The Greatest Airport In The World
One of the greatest things about Thailand is that it is still cheap. There are few places in the world where you can stretch a dollar more. Ten dollars a day will get you a decent meal, a few drinks and a room for the night, you may even be able to buy the t-shirt to prove it with the change.
As long as you don't mind slumming things a little you can live quite comfortably for three hundred dollars a month. There are exceptions to prove the rule of course and your chances of finding even the most plastic lump of cheese for fewer than five dollars are on the anorexic side of slim. Dairy produce aside you can keep yourself like royalty on the most basic of budgets in this charming Kingdom.
With the prices as low as they are it's almost inevitable that indulgence will raise its decadent head at some stage in your stay. Whatever you decide to blow your hard currency on in Thailand you're pretty much guaranteed of a bargain. On a recent trip to Thailand a female traveling companion of mine decided that what she really needed was a pair vertigo inducing platform boots, why do women need more shoes?

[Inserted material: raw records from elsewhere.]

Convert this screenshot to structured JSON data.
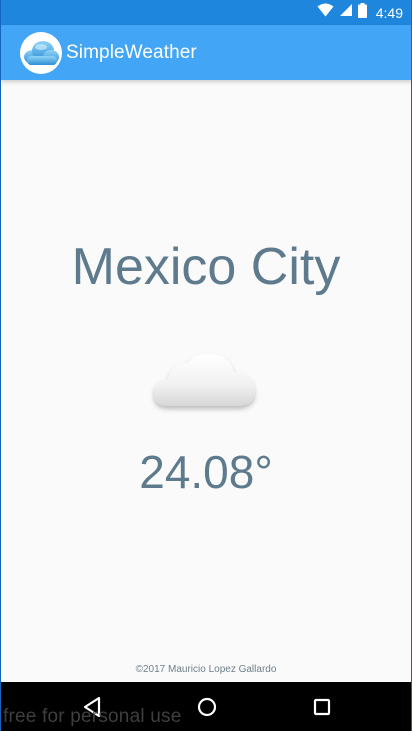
{
  "status_bar": {
    "time": "4:49",
    "icons": [
      "wifi-icon",
      "signal-icon",
      "battery-icon"
    ]
  },
  "app_bar": {
    "title": "SimpleWeather",
    "logo_icon": "cloud-logo-icon",
    "background_color": "#42a5f5"
  },
  "weather": {
    "city": "Mexico City",
    "condition_icon": "cloud-icon",
    "temperature": "24.08°"
  },
  "footer": {
    "copyright": "©2017 Mauricio Lopez Gallardo"
  },
  "nav_bar": {
    "buttons": [
      "back-icon",
      "home-icon",
      "recent-apps-icon"
    ]
  },
  "watermark": {
    "text": "free for personal use"
  },
  "colors": {
    "status_bar": "#1f86dd",
    "app_bar": "#42a5f5",
    "text_primary": "#5e7a8d"
  }
}
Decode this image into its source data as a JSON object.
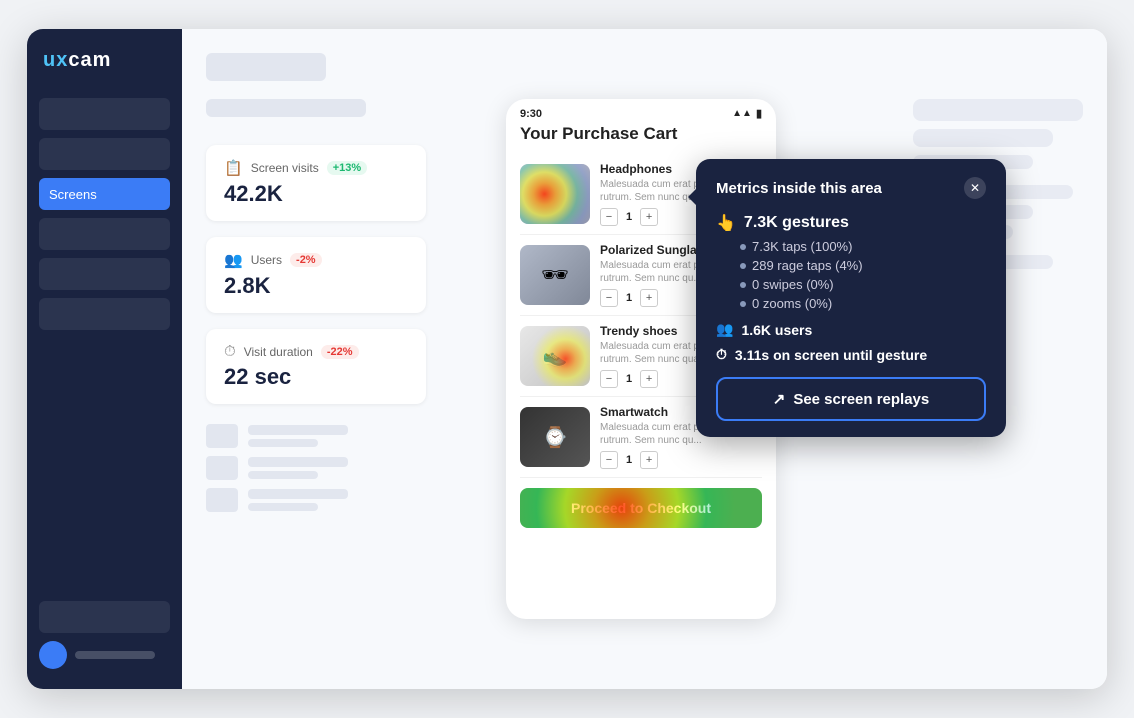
{
  "sidebar": {
    "logo": "uxcam",
    "active_item": "Screens",
    "items": [
      {
        "label": "Screens",
        "active": true
      },
      {
        "label": "",
        "active": false
      },
      {
        "label": "",
        "active": false
      },
      {
        "label": "",
        "active": false
      },
      {
        "label": "",
        "active": false
      },
      {
        "label": "",
        "active": false
      }
    ]
  },
  "stats": {
    "screen_visits": {
      "label": "Screen visits",
      "badge": "+13%",
      "badge_type": "green",
      "value": "42.2K",
      "icon": "📋"
    },
    "users": {
      "label": "Users",
      "badge": "-2%",
      "badge_type": "red",
      "value": "2.8K",
      "icon": "👥"
    },
    "visit_duration": {
      "label": "Visit duration",
      "badge": "-22%",
      "badge_type": "red",
      "value": "22 sec",
      "icon": "⏱"
    }
  },
  "phone": {
    "status_time": "9:30",
    "title": "Your Purchase Cart",
    "items": [
      {
        "name": "Headphones",
        "desc": "Malesuada cum erat posuere rutrum. Sem nunc quam orci...",
        "qty": "1",
        "has_heatmap": true,
        "selected": true
      },
      {
        "name": "Polarized Sunglasses",
        "desc": "Malesuada cum erat posuere rutrum. Sem nunc qu...",
        "qty": "1",
        "has_heatmap": false,
        "selected": false
      },
      {
        "name": "Trendy shoes",
        "desc": "Malesuada cum erat posuere rutrum. Sem nunc quam...",
        "qty": "1",
        "has_heatmap": true,
        "selected": false
      },
      {
        "name": "Smartwatch",
        "desc": "Malesuada cum erat posuere rutrum. Sem nunc qu...",
        "qty": "1",
        "has_heatmap": false,
        "selected": false
      }
    ],
    "checkout_label": "Proceed to Checkout"
  },
  "tooltip": {
    "title": "Metrics inside this area",
    "gestures_label": "7.3K gestures",
    "gestures_icon": "👆",
    "sub_items": [
      "7.3K taps (100%)",
      "289 rage taps (4%)",
      "0 swipes (0%)",
      "0 zooms (0%)"
    ],
    "users_label": "1.6K users",
    "users_icon": "👥",
    "time_label": "3.11s on screen until gesture",
    "time_icon": "⏱",
    "see_replays_label": "See screen replays",
    "see_replays_icon": "↗"
  }
}
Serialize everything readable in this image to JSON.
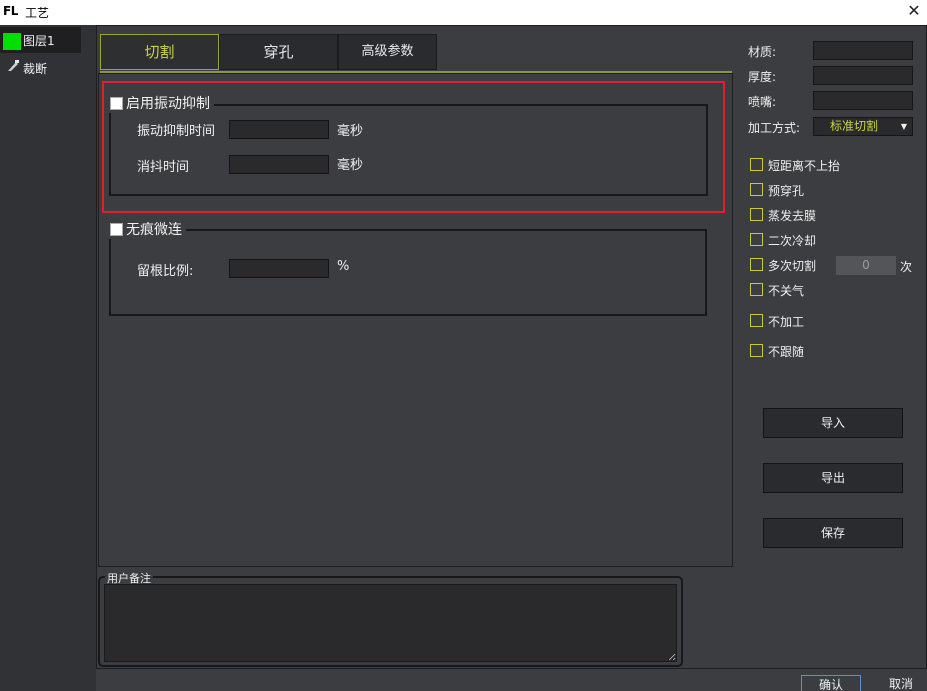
{
  "window": {
    "logo": "FL",
    "title": "工艺",
    "close_glyph": "✕"
  },
  "layers": [
    {
      "label": "图层1",
      "color": "#00e000",
      "active": true
    },
    {
      "label": "裁断",
      "icon": "cut-icon",
      "active": false
    }
  ],
  "tabs": [
    {
      "label": "切割",
      "active": true
    },
    {
      "label": "穿孔",
      "active": false
    },
    {
      "label": "高级参数",
      "active": false
    }
  ],
  "vibration": {
    "title": "启用振动抑制",
    "checked": false,
    "rows": [
      {
        "label": "振动抑制时间",
        "value": "",
        "unit": "毫秒"
      },
      {
        "label": "消抖时间",
        "value": "",
        "unit": "毫秒"
      }
    ]
  },
  "seamless": {
    "title": "无痕微连",
    "checked": false,
    "rows": [
      {
        "label": "留根比例:",
        "value": "",
        "unit": "%"
      }
    ]
  },
  "notes": {
    "label": "用户备注",
    "value": ""
  },
  "properties": {
    "material_label": "材质:",
    "material_value": "",
    "thickness_label": "厚度:",
    "thickness_value": "",
    "nozzle_label": "喷嘴:",
    "nozzle_value": "",
    "mode_label": "加工方式:",
    "mode_value": "标准切割",
    "mode_arrow": "▼"
  },
  "options": [
    {
      "label": "短距离不上抬",
      "checked": false
    },
    {
      "label": "预穿孔",
      "checked": false
    },
    {
      "label": "蒸发去膜",
      "checked": false
    },
    {
      "label": "二次冷却",
      "checked": false
    },
    {
      "label": "多次切割",
      "checked": false
    },
    {
      "label": "不关气",
      "checked": false
    },
    {
      "label": "不加工",
      "checked": false
    },
    {
      "label": "不跟随",
      "checked": false
    }
  ],
  "multi_cut": {
    "value": "0",
    "unit": "次"
  },
  "side_buttons": {
    "import": "导入",
    "export": "导出",
    "save": "保存"
  },
  "footer": {
    "ok": "确认",
    "cancel": "取消"
  },
  "colors": {
    "accent": "#c9d24a",
    "highlight": "#e0202a",
    "layer_green": "#00e000"
  }
}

Anyway apart from the fact that the sight of these great designer shoes bouncing of her backpack was seriously ruining our rugged traveler look, the damn things must have weighed ten kilos.
When the time came for my destined blowout we were just about to leave Phuket and head for the full moon parties on the backpacker haven of Koh Phangan. Having already experienced the R.I.P. (sorry V.I.P.) buses that we seemed to live on I decided that we'd travel with a little bit of style and fly. Our little Bangkok Airways twin engine turbo Prop plane was waiting patiently on the runway as we arrived at the airport, via yet another death defying Tuk-Tuk ride. A Tuk-Tuk is basically a two-stroke taxi, built by ripping out the back of a tiny mini van, replacing it with enough seats for four, covering it in fairy lights and then giving it to a maniac to drive on roads surely designed for a tank.
We purchased our tickets for Koh Samui, where we would leave our little plane for a ferry to continue our journey, at the Bangkok Airways desk for the princely sum of forty dollars. There was no need to book in advance, as our little plane was two thirds under occupied. We had a quick look round a rather boring, yet perfectly functional, airport before we were driven out to meet our little plane.
Once we were all aboard we were presented with refreshing wipes as the sun began its slow descent into the west. A moment later after a perfect take off the entire contingent of passengers was hypnotized by the sheer beauty of the famous Phang-Nga Bay where sheer limestone cliffs and islands loom from the sea like giant stalagmites. James Bond was probably the first to make the bay famous and the island where The Man With Golden Gun held court has been renamed in his honor.
Half an hour or so later we were treated to a light meal of sandwiches and fresh fruit by our ever-attentive crew as we feasted on the delights of Thailand's interior. Mountains, jungles and paddy fields were unfolded below us, like an Escher painting, seamlessly merging into an immense quilt. Although we had left the warm waters of the Andaman Sea behind us the equally warm and clear South China Sea was slowly unfurling itself below us shimmering in the slowly fading light.
Now my girlfriend says I think too much and maybe she's right but I swear I heard a loud bang as we were beginning our descent to Koh Samui followed by a harsh announcement in Thai over the tannoy and the crew quickly bolted and strapped themselves into their seats as the engine on my left spluttered and coughed and seemed to give up. Quite how I was the only one in the plane to notice the chaos is still a mystery to me but any uneasy feelings involving the flight were swiftly dispelled as we touched down in, what I firmly believe to be, the greatest airport in the world.
Although I did see a team of orange boiler suited technicians frantically running towards our little plane as soon as we'd stopped moving. This proved to be about the only sign of activity to be seen at Koh Samui airport.
We were shuttled to the palm tree fringed terminal/thatched hut, in what could only have been an old carnival float, by a team of dread-locked Thai guys straight out of a Bacardi Advert. As our intrepid baggage handlers/reggae band unloaded our packs like each one was filled with nitroglycerin we were all busy doing pretty much nothing and when eventually they deposited them in a circle on the floor of our little terminal. I swear it must have taken twenty minutes before any of the passengers could be bothered to reclaim them. Everyone was simply too busy relaxing in the shade of our little hut watching the rays of the last light filtering through the palm trees like some expensive laser light show.
Personally I was contemplating whether or not I'd just spent the best forty bucks of my life and, whilst wondering, had decided that, whatever happens after I die, my last flight will be from Koh Samui airport, probably the greatest airport in the world.